- Card actions enable some good gameplay options
- Instructions on the cards are really clear and the colour scheme helps nicely to differentiate cards
- Plays really well with different player counts.
- No complaints from us!
I am not a fan of the Monopoly board game but we love Monopoly Deal. Monopoly Deal takes Monopoly’s best traits and distills them into a simple, quick, and streamlined card game. We think this is the best version of Monopoly available.
The object of the game is simple, collect three sets of coloured property cards to win. The catch is the large range of card abilities that can thwart your plans. You could have your sets stolen from under you, get slapped with rent to pay or have your prize properties swapped for duds. We also enjoy Monopoly Bid but this one is the better game for us.
Check out our reviews of Monopoly Bid and Monopoly Deal.
Star Wars: Don’t Upset the Wookiee!
Play Time: 20 Min / Players: 2-5 / Complexity: Low / Age: 8+ / Publisher: Ridley’s Games
- Adorable soft Wookiee to keep your game safe
- Cards are humorous and well done
- Game play is fun and quick
- Some good special cards to keep you on your toes.
- Best as a short filler, not a deep strategic game.
This is not a deeply complicated or strategic game.
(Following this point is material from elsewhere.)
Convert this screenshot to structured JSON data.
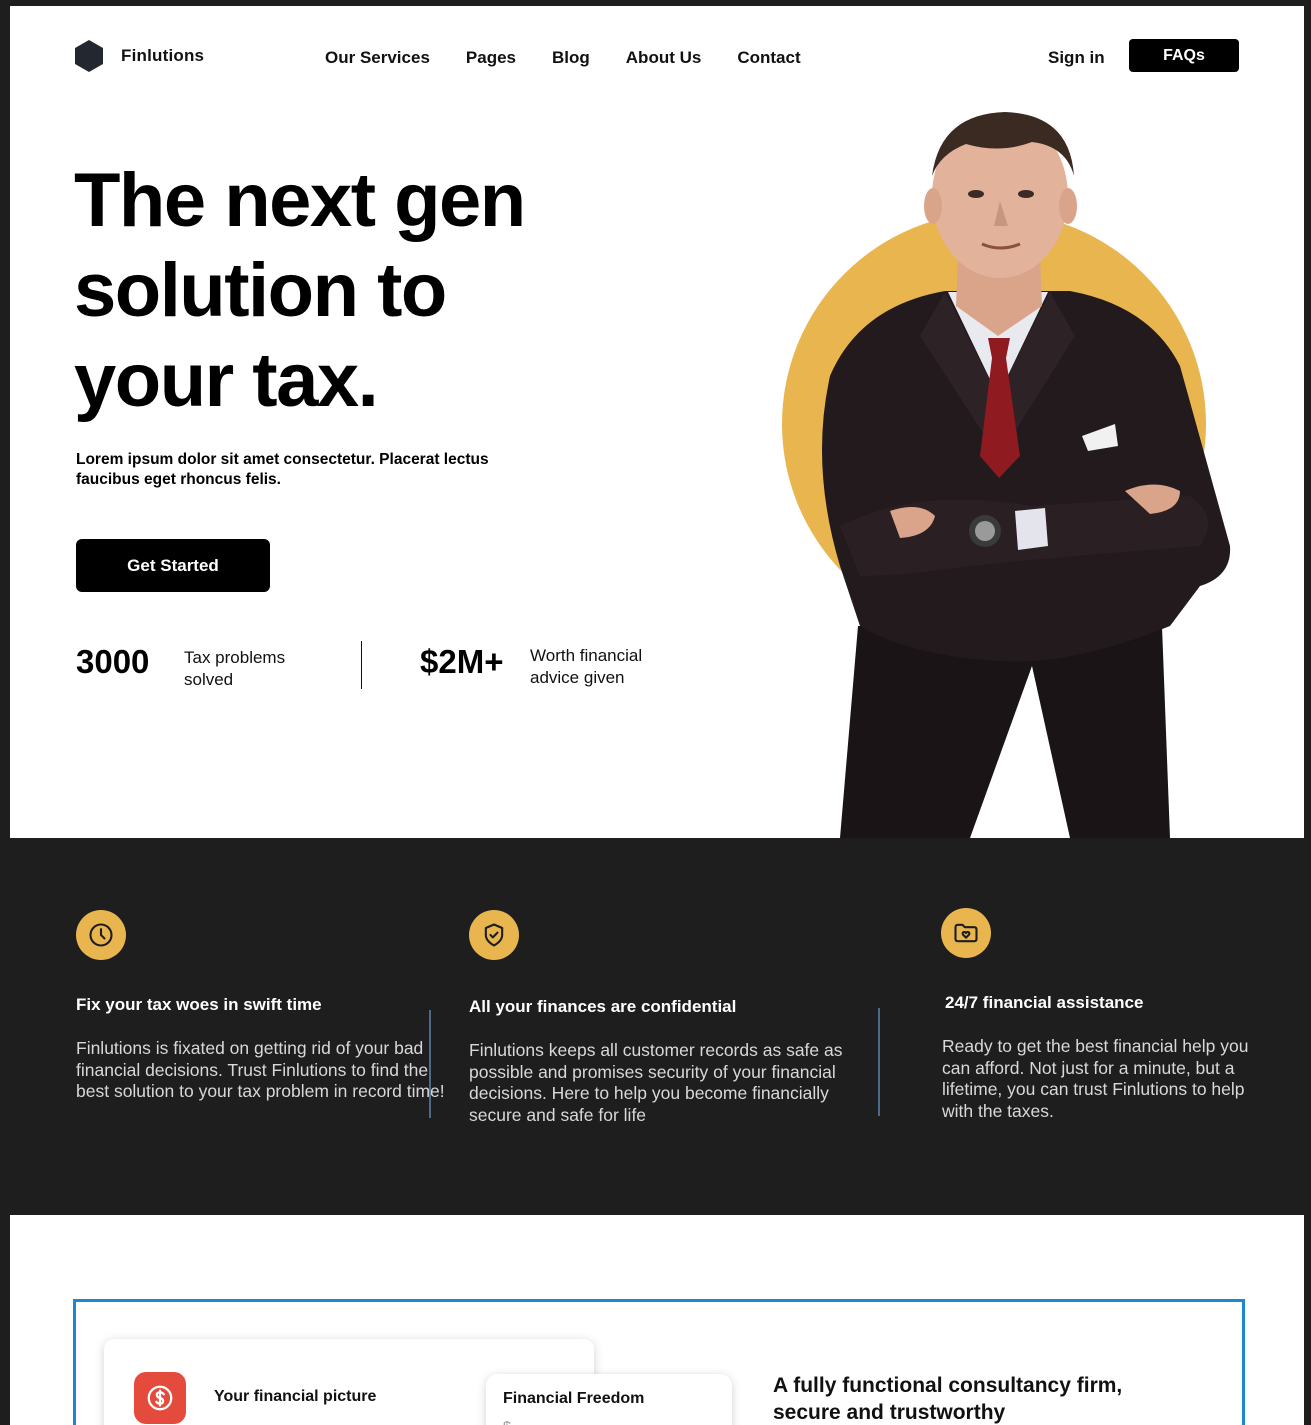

It’s the sort of game we play as a family to chill out and not over think things. Our teenage son just loves this game! He is a huge fan of Star Wars so this is right up his alley.
The gameplay is very simple, you are dealt a hand of seven cards and the first person to run out of cards or make a set of four cards wins. A game is played until someone wins 3 hands and is crowned Wookiee champion.
There is some hilarious art work in this game and there are also some special cards to keep things interesting. Overall a great quick game for the whole family that you can play without having to concentrate too hard. So great as a filler game or when your short on time.
Check out our review of Star Wars: Don’t Upset the Wookiee!
About the Authors
We are parents who love board gaming. We have three children and have been enjoying board games as a family ever since we had our first child. We share our real unbiased experiences and opinions on board games so you can decide if they are right for your family. We also write guides and articles to help you get the most out of your family game time.
I’d argue that Go Nuts for Donuts is better than Sushi Go. Particularly for younger kids. Setup is quicker and gameplay flows better. Obviously the downside is the discard mechanic
Hi Alex, thanks for the suggestion. I tried Go Nuts for Donuts recently and enjoyed it. I haven’t played enough yet to decide if I like it better than Sushi Go but keen to try it some more and introduce to the family. I agree about the discard mechanic, I found that a little frustrating when I played.